On Sept. 8, the Executive Office of the President issued a statement of administration policy expressing support for the U.S. Environmental Protection Agency (EPA) and U.S. Army Corps of Engineers (Corps) joint Waters of the U.S. (WOTUS) rulemaking. According to the statement, President Obama would likely veto H.R. 5078, the Waters of the United States Regulatory Overreach Protection Act, if passed by congress. The bill, passed by the House on Sept. 9, would block EPA and the Corps from “developing, finalizing, adopting, implementing, applying, administering, or enforcing” the proposed WOTUS rule or other associated guidance. It would also block the interpretive rule that was released with the proposed WOTUS rule, which clarifies agricultural practices exempt from Clean Water Act dredge-and-fill permits. H.R. 5078 would require the EPA and Corps to develop consensus recommendations with state and local officials, which would then be subject to public review.
House concerns about WOTUS, as voiced by House Science, Space, and Technology Committee Chairman Lamar Smith, include, among others, the expanding geographic reach of the administration under the proposed rule. On September 5, the National Pork Producers Council and other agriculture groups released interactive maps developed by Geosyntec Consultants showing the areas that would fall under EPA and Corps jurisdiction if the WOTUS rule were finalized.
In other WOTUS news, the Environmental Protection Agency Science Advisory Board will meet in late September to examine the science of the proposed WOTUS rule and the draft “Connectivity of Streams and Wetlands to Downstream Waters: A Review and Synthesis of the Scientific Evidence” study.
In an earlier meeting of the Science Advisory Board, the agency also discussed whether ditches would be considered jurisdictional. According to EPA, not all ditches will be regulated but those with perennial flows to navigable waters as well as those excavated through a stream or wetland could fall under the jurisdiction of the Clean Water Act.
Despite these ditches being jurisdictional, the rule actually proposes to reduce jurisdiction and exclude certain ephemeral and intermittent ditches, according to the EPA. Ditches constructed in dry lands, those that drain only dry lands, and do not have perennial flow, which includes many ditches for collecting roadside or agricultural runoff, are not jurisdictional.
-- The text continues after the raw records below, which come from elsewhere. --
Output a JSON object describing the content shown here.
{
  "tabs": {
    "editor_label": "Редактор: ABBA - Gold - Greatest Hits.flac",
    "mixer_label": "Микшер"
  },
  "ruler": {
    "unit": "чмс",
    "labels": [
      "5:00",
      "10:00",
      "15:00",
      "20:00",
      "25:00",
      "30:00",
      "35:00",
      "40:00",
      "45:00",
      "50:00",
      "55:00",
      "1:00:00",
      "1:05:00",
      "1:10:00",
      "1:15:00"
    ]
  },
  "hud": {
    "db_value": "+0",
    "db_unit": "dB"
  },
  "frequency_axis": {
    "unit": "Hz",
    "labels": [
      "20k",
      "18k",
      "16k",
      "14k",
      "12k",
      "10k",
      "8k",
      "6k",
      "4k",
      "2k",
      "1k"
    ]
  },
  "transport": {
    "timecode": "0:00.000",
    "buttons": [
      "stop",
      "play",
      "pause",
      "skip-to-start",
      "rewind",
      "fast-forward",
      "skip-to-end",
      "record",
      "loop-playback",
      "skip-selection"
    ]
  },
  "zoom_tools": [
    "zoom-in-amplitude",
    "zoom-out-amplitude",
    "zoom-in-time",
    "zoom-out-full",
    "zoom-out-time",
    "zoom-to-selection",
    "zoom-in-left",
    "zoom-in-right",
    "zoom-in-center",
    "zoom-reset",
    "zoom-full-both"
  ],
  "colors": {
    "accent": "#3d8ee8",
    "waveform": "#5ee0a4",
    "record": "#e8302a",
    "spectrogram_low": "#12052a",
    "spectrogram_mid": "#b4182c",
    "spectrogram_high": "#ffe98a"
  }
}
Experts on the Science Advisory Board, however, call for further clarification and more precise terminology. Read more about WOTUS, and check out EPA’s Ditch the Myth page, which seeks to clarify some common misconceptions about the proposed rule.